The pot lid draining tip is right out of Julia Child -- I made her Pommes Anna recipe a few years ago and she recommended doing that. And I thought I had invented the flip onto the lid trick since I've been doing it for years, it really makes things easier (much simpler to hold the lid by the handle than a plate by the rim).

Sue said...

Hi Nikki,
Williams-Sonoma is good that way.

I guess mandolins are essential in a professional kitchen and there’s no other way to get perfect paper thin slices. Oh, gosh, am I talking myself into one?

Hey Jackie,
My pleasure!

I sure hope you're making A LOT of kitschy cocktails to go with that beautiful golfscape.

I have a feeling that once you used a mandolin, you'd never go back.

Go flip your lid.

You are one smart cookie. I just checked Volume 2 of Mastering and, yup, there it is! And the unmolding onto the pot lid is ingenious! What other great tips do you have?

outdoorgriller said...

Those are some good secrets to cooking if you need more recipes for the grill or if you wanted to take a look at the collection of tips I have for the grill you can visit

The Short (dis)Order Cook said...

I still haven't watched this show. It certainly sounds interesting and it sounds like I could actually learn something and use the recipes provided.

I LOVE my mandolin. I am so bad with a knife. I just get lazy part of the way through and my cutting gets sloppy. I don't have much patience.

I do regret missing that golf tablescape show that Em saw.

Michelle said...

Just catching up on some of your more recent posts. I just posted my thoughts on a mandolin after cashing in some bank card rewards points to get one. Now, I got one of the plastic do-hickey-jobs that I'm still getting used to... One day I'll be able to afford a higher-end model. :)

Spicy BBQ French Fries
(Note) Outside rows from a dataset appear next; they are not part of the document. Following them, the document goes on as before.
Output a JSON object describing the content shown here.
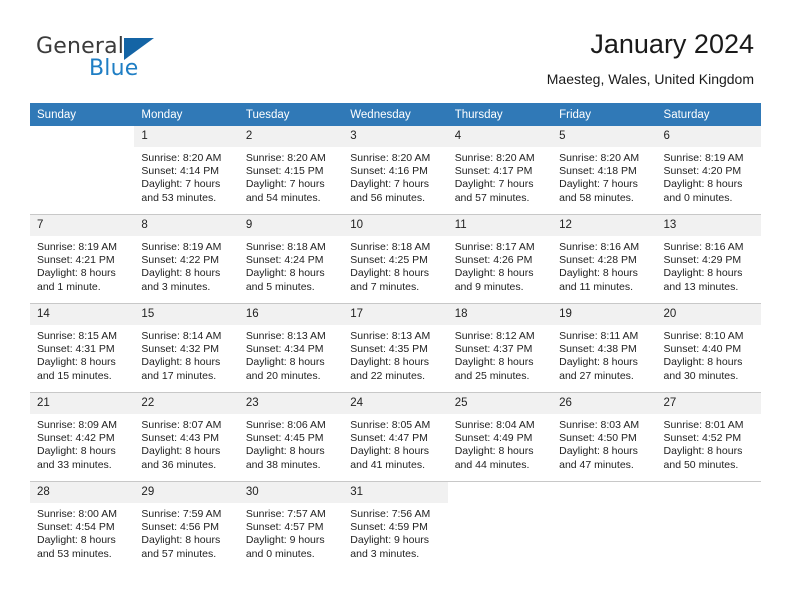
{
  "brand": {
    "name_top": "General",
    "name_bottom": "Blue",
    "triangle_color": "#1464a5",
    "blue_color": "#1f7ec4",
    "gray_color": "#3b3b3b"
  },
  "header": {
    "title": "January 2024",
    "location": "Maesteg, Wales, United Kingdom"
  },
  "theme": {
    "header_row_bg": "#3079b7",
    "header_row_text": "#ffffff",
    "daynum_bg": "#f1f1f1",
    "grid_line": "#c8c8c8"
  },
  "weekday_headers": [
    "Sunday",
    "Monday",
    "Tuesday",
    "Wednesday",
    "Thursday",
    "Friday",
    "Saturday"
  ],
  "weeks": [
    [
      {
        "day": "",
        "sunrise": "",
        "sunset": "",
        "daylight_line1": "",
        "daylight_line2": ""
      },
      {
        "day": "1",
        "sunrise": "Sunrise: 8:20 AM",
        "sunset": "Sunset: 4:14 PM",
        "daylight_line1": "Daylight: 7 hours",
        "daylight_line2": "and 53 minutes."
      },
      {
        "day": "2",
        "sunrise": "Sunrise: 8:20 AM",
        "sunset": "Sunset: 4:15 PM",
        "daylight_line1": "Daylight: 7 hours",
        "daylight_line2": "and 54 minutes."
      },
      {
        "day": "3",
        "sunrise": "Sunrise: 8:20 AM",
        "sunset": "Sunset: 4:16 PM",
        "daylight_line1": "Daylight: 7 hours",
        "daylight_line2": "and 56 minutes."
      },
      {
        "day": "4",
        "sunrise": "Sunrise: 8:20 AM",
        "sunset": "Sunset: 4:17 PM",
        "daylight_line1": "Daylight: 7 hours",
        "daylight_line2": "and 57 minutes."
      },
      {
        "day": "5",
        "sunrise": "Sunrise: 8:20 AM",
        "sunset": "Sunset: 4:18 PM",
        "daylight_line1": "Daylight: 7 hours",
        "daylight_line2": "and 58 minutes."
      },
      {
        "day": "6",
        "sunrise": "Sunrise: 8:19 AM",
        "sunset": "Sunset: 4:20 PM",
        "daylight_line1": "Daylight: 8 hours",
        "daylight_line2": "and 0 minutes."
      }
    ],
    [
      {
        "day": "7",
        "sunrise": "Sunrise: 8:19 AM",
        "sunset": "Sunset: 4:21 PM",
        "daylight_line1": "Daylight: 8 hours",
        "daylight_line2": "and 1 minute."
      },
      {
        "day": "8",
        "sunrise": "Sunrise: 8:19 AM",
        "sunset": "Sunset: 4:22 PM",
        "daylight_line1": "Daylight: 8 hours",
        "daylight_line2": "and 3 minutes."
      },
      {
        "day": "9",
        "sunrise": "Sunrise: 8:18 AM",
        "sunset": "Sunset: 4:24 PM",
        "daylight_line1": "Daylight: 8 hours",
        "daylight_line2": "and 5 minutes."
      },
      {
        "day": "10",
        "sunrise": "Sunrise: 8:18 AM",
        "sunset": "Sunset: 4:25 PM",
        "daylight_line1": "Daylight: 8 hours",
        "daylight_line2": "and 7 minutes."
      },
      {
        "day": "11",
        "sunrise": "Sunrise: 8:17 AM",
        "sunset": "Sunset: 4:26 PM",
        "daylight_line1": "Daylight: 8 hours",
        "daylight_line2": "and 9 minutes."
      },
      {
        "day": "12",
        "sunrise": "Sunrise: 8:16 AM",
        "sunset": "Sunset: 4:28 PM",
        "daylight_line1": "Daylight: 8 hours",
        "daylight_line2": "and 11 minutes."
      },
      {
        "day": "13",
        "sunrise": "Sunrise: 8:16 AM",
        "sunset": "Sunset: 4:29 PM",
        "daylight_line1": "Daylight: 8 hours",
        "daylight_line2": "and 13 minutes."
      }
    ],
    [
      {
        "day": "14",
        "sunrise": "Sunrise: 8:15 AM",
        "sunset": "Sunset: 4:31 PM",
        "daylight_line1": "Daylight: 8 hours",
        "daylight_line2": "and 15 minutes."
      },
      {
        "day": "15",
        "sunrise": "Sunrise: 8:14 AM",
        "sunset": "Sunset: 4:32 PM",
        "daylight_line1": "Daylight: 8 hours",
        "daylight_line2": "and 17 minutes."
      },
      {
        "day": "16",
        "sunrise": "Sunrise: 8:13 AM",
        "sunset": "Sunset: 4:34 PM",
        "daylight_line1": "Daylight: 8 hours",
        "daylight_line2": "and 20 minutes."
      },
      {
        "day": "17",
        "sunrise": "Sunrise: 8:13 AM",
        "sunset": "Sunset: 4:35 PM",
        "daylight_line1": "Daylight: 8 hours",
        "daylight_line2": "and 22 minutes."
      },
      {
        "day": "18",
        "sunrise": "Sunrise: 8:12 AM",
        "sunset": "Sunset: 4:37 PM",
        "daylight_line1": "Daylight: 8 hours",
        "daylight_line2": "and 25 minutes."
      },
      {
        "day": "19",
        "sunrise": "Sunrise: 8:11 AM",
        "sunset": "Sunset: 4:38 PM",
        "daylight_line1": "Daylight: 8 hours",
        "daylight_line2": "and 27 minutes."
      },
      {
        "day": "20",
        "sunrise": "Sunrise: 8:10 AM",
        "sunset": "Sunset: 4:40 PM",
        "daylight_line1": "Daylight: 8 hours",
        "daylight_line2": "and 30 minutes."
      }
    ],
    [
      {
        "day": "21",
        "sunrise": "Sunrise: 8:09 AM",
        "sunset": "Sunset: 4:42 PM",
        "daylight_line1": "Daylight: 8 hours",
        "daylight_line2": "and 33 minutes."
      },
      {
        "day": "22",
        "sunrise": "Sunrise: 8:07 AM",
        "sunset": "Sunset: 4:43 PM",
        "daylight_line1": "Daylight: 8 hours",
        "daylight_line2": "and 36 minutes."
      },
      {
        "day": "23",
        "sunrise": "Sunrise: 8:06 AM",
        "sunset": "Sunset: 4:45 PM",
        "daylight_line1": "Daylight: 8 hours",
        "daylight_line2": "and 38 minutes."
      },
      {
        "day": "24",
        "sunrise": "Sunrise: 8:05 AM",
        "sunset": "Sunset: 4:47 PM",
        "daylight_line1": "Daylight: 8 hours",
        "daylight_line2": "and 41 minutes."
      },
      {
        "day": "25",
        "sunrise": "Sunrise: 8:04 AM",
        "sunset": "Sunset: 4:49 PM",
        "daylight_line1": "Daylight: 8 hours",
        "daylight_line2": "and 44 minutes."
      },
      {
        "day": "26",
        "sunrise": "Sunrise: 8:03 AM",
        "sunset": "Sunset: 4:50 PM",
        "daylight_line1": "Daylight: 8 hours",
        "daylight_line2": "and 47 minutes."
      },
      {
        "day": "27",
        "sunrise": "Sunrise: 8:01 AM",
        "sunset": "Sunset: 4:52 PM",
        "daylight_line1": "Daylight: 8 hours",
        "daylight_line2": "and 50 minutes."
      }
    ],
    [
      {
        "day": "28",
        "sunrise": "Sunrise: 8:00 AM",
        "sunset": "Sunset: 4:54 PM",
        "daylight_line1": "Daylight: 8 hours",
        "daylight_line2": "and 53 minutes."
      },
      {
        "day": "29",
        "sunrise": "Sunrise: 7:59 AM",
        "sunset": "Sunset: 4:56 PM",
        "daylight_line1": "Daylight: 8 hours",
        "daylight_line2": "and 57 minutes."
      },
      {
        "day": "30",
        "sunrise": "Sunrise: 7:57 AM",
        "sunset": "Sunset: 4:57 PM",
        "daylight_line1": "Daylight: 9 hours",
        "daylight_line2": "and 0 minutes."
      },
      {
        "day": "31",
        "sunrise": "Sunrise: 7:56 AM",
        "sunset": "Sunset: 4:59 PM",
        "daylight_line1": "Daylight: 9 hours",
        "daylight_line2": "and 3 minutes."
      },
      {
        "day": "",
        "sunrise": "",
        "sunset": "",
        "daylight_line1": "",
        "daylight_line2": ""
      },
      {
        "day": "",
        "sunrise": "",
        "sunset": "",
        "daylight_line1": "",
        "daylight_line2": ""
      },
      {
        "day": "",
        "sunrise": "",
        "sunset": "",
        "daylight_line1": "",
        "daylight_line2": ""
      }
    ]
  ]
}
Tracy said...

I like Amber Rell too!

I bought myself a mandolin for Christmas last year. I've used it once or twice. It kinda scares me.